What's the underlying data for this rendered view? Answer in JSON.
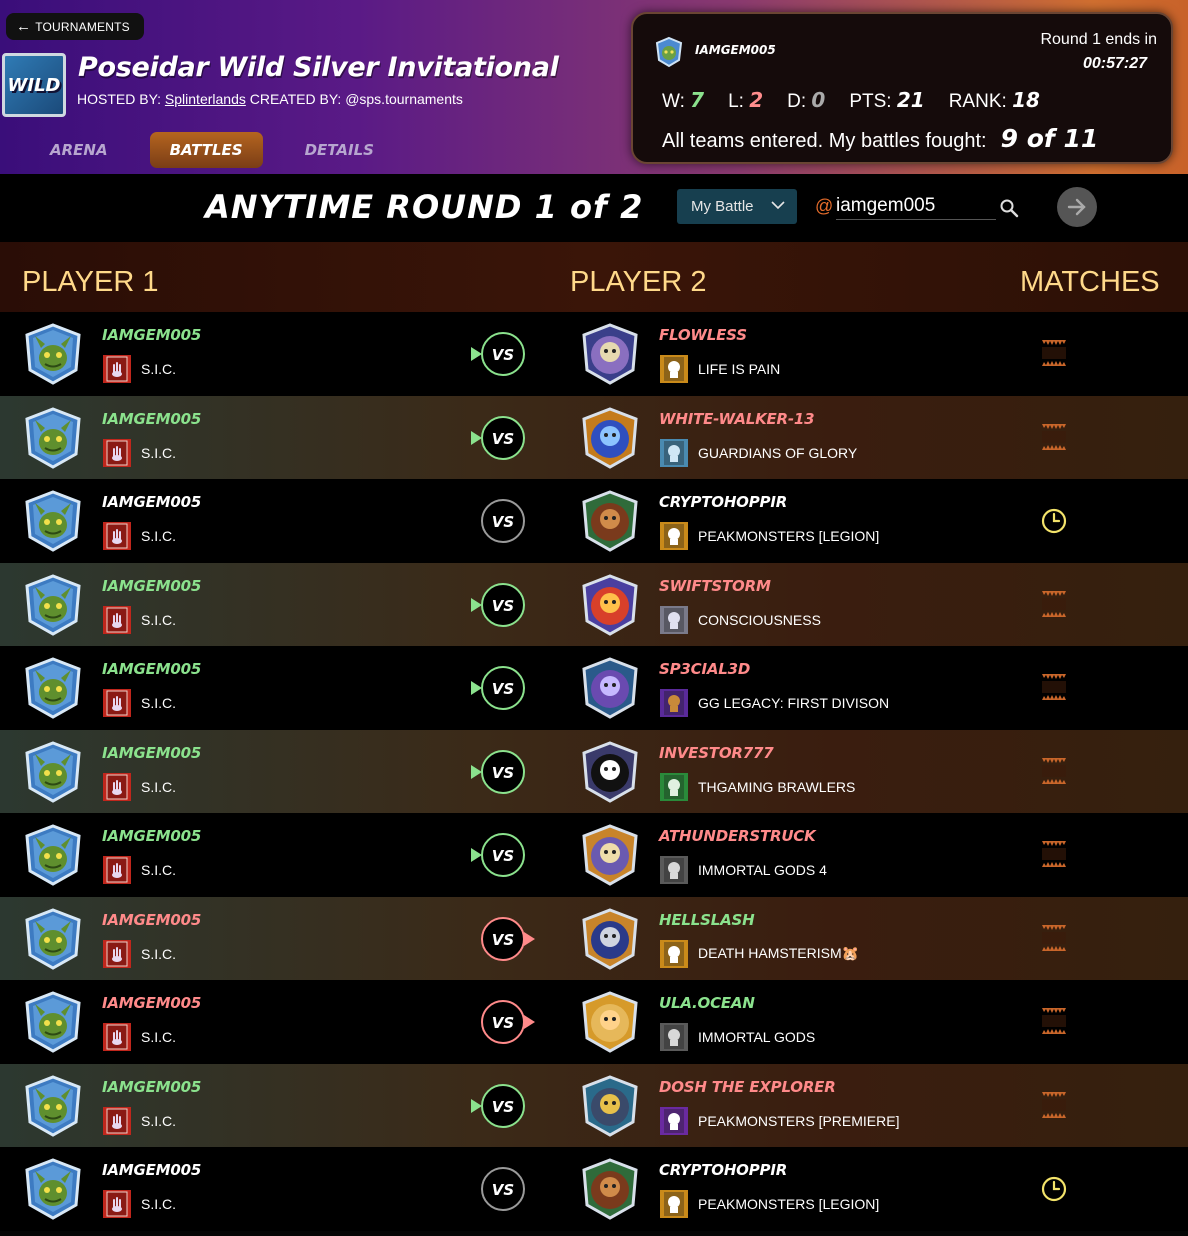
{
  "header": {
    "back_label": "TOURNAMENTS",
    "badge_text": "WILD",
    "title": "Poseidar Wild Silver Invitational",
    "hosted_label": "HOSTED BY:",
    "hosted_by": "Splinterlands",
    "created_label": "CREATED BY:",
    "created_by": "@sps.tournaments",
    "tabs": [
      {
        "label": "ARENA",
        "active": false
      },
      {
        "label": "BATTLES",
        "active": true
      },
      {
        "label": "DETAILS",
        "active": false
      }
    ]
  },
  "stats": {
    "username": "IAMGEM005",
    "round_label": "Round 1 ends in",
    "timer": "00:57:27",
    "wins_label": "W:",
    "wins": "7",
    "losses_label": "L:",
    "losses": "2",
    "draws_label": "D:",
    "draws": "0",
    "pts_label": "PTS:",
    "pts": "21",
    "rank_label": "RANK:",
    "rank": "18",
    "fought_label": "All teams entered. My battles fought:",
    "fought_value": "9 of 11"
  },
  "round": {
    "title": "ANYTIME ROUND 1 of 2",
    "filter_value": "My Battle",
    "at_symbol": "@",
    "search_value": "iamgem005"
  },
  "table": {
    "col_player1": "PLAYER 1",
    "col_player2": "PLAYER 2",
    "col_matches": "MATCHES"
  },
  "colors": {
    "win": "#8be28d",
    "loss": "#ff8a8a",
    "accent": "#e56c2b",
    "header_gold": "#ffd98a"
  },
  "rows": [
    {
      "p1_name": "IAMGEM005",
      "p1_guild": "S.I.C.",
      "p1_result": "win",
      "p2_name": "FLOWLESS",
      "p2_guild": "LIFE IS PAIN",
      "p2_result": "loss",
      "status": "done",
      "shade": "dark",
      "vs_label": "VS",
      "p2_avatar": "wizard",
      "p2_guild_icon": "skull"
    },
    {
      "p1_name": "IAMGEM005",
      "p1_guild": "S.I.C.",
      "p1_result": "win",
      "p2_name": "WHITE-WALKER-13",
      "p2_guild": "GUARDIANS OF GLORY",
      "p2_result": "loss",
      "status": "done",
      "shade": "light",
      "vs_label": "VS",
      "p2_avatar": "ghost",
      "p2_guild_icon": "shield"
    },
    {
      "p1_name": "IAMGEM005",
      "p1_guild": "S.I.C.",
      "p1_result": "pending",
      "p2_name": "CRYPTOHOPPIR",
      "p2_guild": "PEAKMONSTERS [LEGION]",
      "p2_result": "pending",
      "status": "pending",
      "shade": "dark",
      "vs_label": "VS",
      "p2_avatar": "warrior",
      "p2_guild_icon": "skull"
    },
    {
      "p1_name": "IAMGEM005",
      "p1_guild": "S.I.C.",
      "p1_result": "win",
      "p2_name": "SWIFTSTORM",
      "p2_guild": "CONSCIOUSNESS",
      "p2_result": "loss",
      "status": "done",
      "shade": "light",
      "vs_label": "VS",
      "p2_avatar": "fire",
      "p2_guild_icon": "hand"
    },
    {
      "p1_name": "IAMGEM005",
      "p1_guild": "S.I.C.",
      "p1_result": "win",
      "p2_name": "SP3CIAL3D",
      "p2_guild": "GG LEGACY: FIRST DIVISON",
      "p2_result": "loss",
      "status": "done",
      "shade": "dark",
      "vs_label": "VS",
      "p2_avatar": "goblin",
      "p2_guild_icon": "book"
    },
    {
      "p1_name": "IAMGEM005",
      "p1_guild": "S.I.C.",
      "p1_result": "win",
      "p2_name": "INVESTOR777",
      "p2_guild": "THGAMING BRAWLERS",
      "p2_result": "loss",
      "status": "done",
      "shade": "light",
      "vs_label": "VS",
      "p2_avatar": "mouth",
      "p2_guild_icon": "hand-green"
    },
    {
      "p1_name": "IAMGEM005",
      "p1_guild": "S.I.C.",
      "p1_result": "win",
      "p2_name": "ATHUNDERSTRUCK",
      "p2_guild": "IMMORTAL GODS 4",
      "p2_result": "loss",
      "status": "done",
      "shade": "dark",
      "vs_label": "VS",
      "p2_avatar": "wizard-gold",
      "p2_guild_icon": "sword"
    },
    {
      "p1_name": "IAMGEM005",
      "p1_guild": "S.I.C.",
      "p1_result": "loss",
      "p2_name": "HELLSLASH",
      "p2_guild": "DEATH HAMSTERISM🐹",
      "p2_result": "win",
      "status": "done",
      "shade": "light",
      "vs_label": "VS",
      "p2_avatar": "knight",
      "p2_guild_icon": "skull"
    },
    {
      "p1_name": "IAMGEM005",
      "p1_guild": "S.I.C.",
      "p1_result": "loss",
      "p2_name": "ULA.OCEAN",
      "p2_guild": "IMMORTAL GODS",
      "p2_result": "win",
      "status": "done",
      "shade": "dark",
      "vs_label": "VS",
      "p2_avatar": "mermaid",
      "p2_guild_icon": "sword"
    },
    {
      "p1_name": "IAMGEM005",
      "p1_guild": "S.I.C.",
      "p1_result": "win",
      "p2_name": "DOSH THE EXPLORER",
      "p2_guild": "PEAKMONSTERS [PREMIERE]",
      "p2_result": "loss",
      "status": "done",
      "shade": "light",
      "vs_label": "VS",
      "p2_avatar": "explorer",
      "p2_guild_icon": "skull-purple"
    },
    {
      "p1_name": "IAMGEM005",
      "p1_guild": "S.I.C.",
      "p1_result": "pending",
      "p2_name": "CRYPTOHOPPIR",
      "p2_guild": "PEAKMONSTERS [LEGION]",
      "p2_result": "pending",
      "status": "pending",
      "shade": "dark",
      "vs_label": "VS",
      "p2_avatar": "warrior",
      "p2_guild_icon": "skull"
    }
  ]
}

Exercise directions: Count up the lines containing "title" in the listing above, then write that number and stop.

Expected answer: 2